What is your proudest athletic moment at Washington State?
There are so many moments that I have been proud to be a Cougar, but I think I would have to choose two. My sophomore year in cross country, our team qualified for NCAA’s and we finished 21st. That season was special because we really had a close group of guys. Everyone had their teammates back out there on the course and the chemistry on our team was something really special. The second moment was more of an individual moment. This last winter, I won the 5000m at the MPSF Indoor Championships. This is the indoor equivalent of the Pac-12 Conference and was the first major race I have won as an individual. I believe this race really marked a turning point in my career and is something I am really proud of.
During a tough race, what keeps you motivated?
My goals are what keeps me going during the tough parts of races. I go into each race knowing what I want to accomplish over the course of that particular race and over the course of the whole season. If I can keep focused on these goals and force myself through the tough spots of races, I find I usually do alright.
After living in Pullman for a few years, what is your favorite thing about the city?
The size of Pullman is my favorite quality. I love how small and close this community is. The sense of support not just by the university, but the whole city is a really neat feeling that I don’t believe many college athletes get to experience.
What is your favorite sport other than cross country?
Track and field. I love watching track, competing in track, and I love the people. The unique competitiveness that exists at a track meet is something special. The atmosphere and really being able to understand the sport and different events truly makes track a great sport.

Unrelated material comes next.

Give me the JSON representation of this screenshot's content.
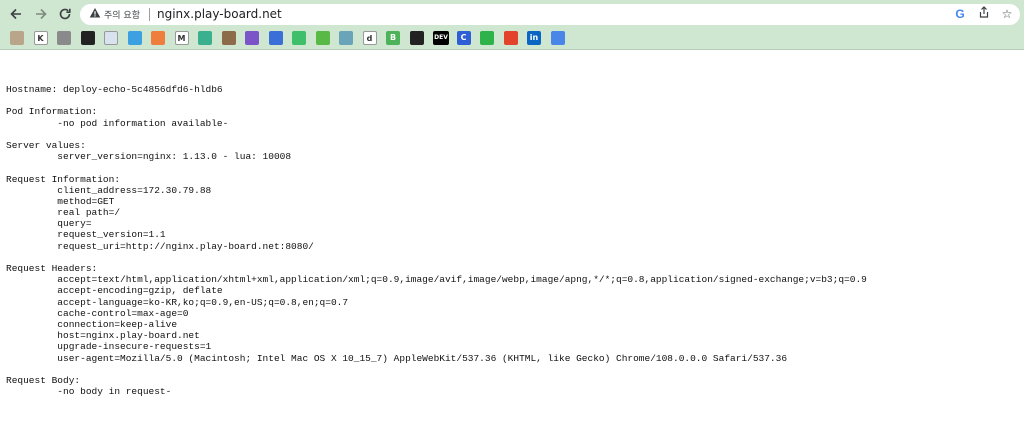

If you could travel anywhere in the world, where would it be?
There are so many places I would love to visit. If I had to choose one, I would have to say Scotland. I’m not sure why, but this country has always intrigued me and seemed like an amazing place. I know there are some good track and cross country races over there. Maybe after college I will get the opportunity to combine some of my favorite things and run some races over in Scotland.
What is at the top of your bucket list?
I want to become an NCAA All-American. This has been my biggest goal since coming to WSU and it still remains on top of my list. Last indoor season, I came really close and I believe I could have accomplished this during the outdoor season had an injury not derailed my season. Now that I’m healthy again, this has become my primary goal.
What is the most-played song on your iPod right now?
I’m not entirely sure, but I’m sure it’s something by Macklemore.
If you could hang out with a celebrity or professional athlete for one day, who would it be?
Nick Symmonds, one of the great American middle-distance runners right now. He is very inspirational and proactive in his quest to better our sport and fix some of the negatives. He is an inspiration to me and I would love to meet him some day.
Do you have a favorite class you’re taking this semester?
I am taking a class on racial discrimination in the criminal justice system. It is really interesting to learn about the different forms of discrimination and racism that still exist today. Some of these problems are still occurring in our government and are really interesting and sad to learn about.
What are your career aspirations for after college? Do you have a dream job?
My absolute dream job would be to continue running professionally after college. It’s a very competitive world outside of collegiate distance running, but I am going to do everything I can do to try and get in on it. There is nothing I would rather do than get paid to run and I believe my career here at WSU is helping set a foundation for this goal.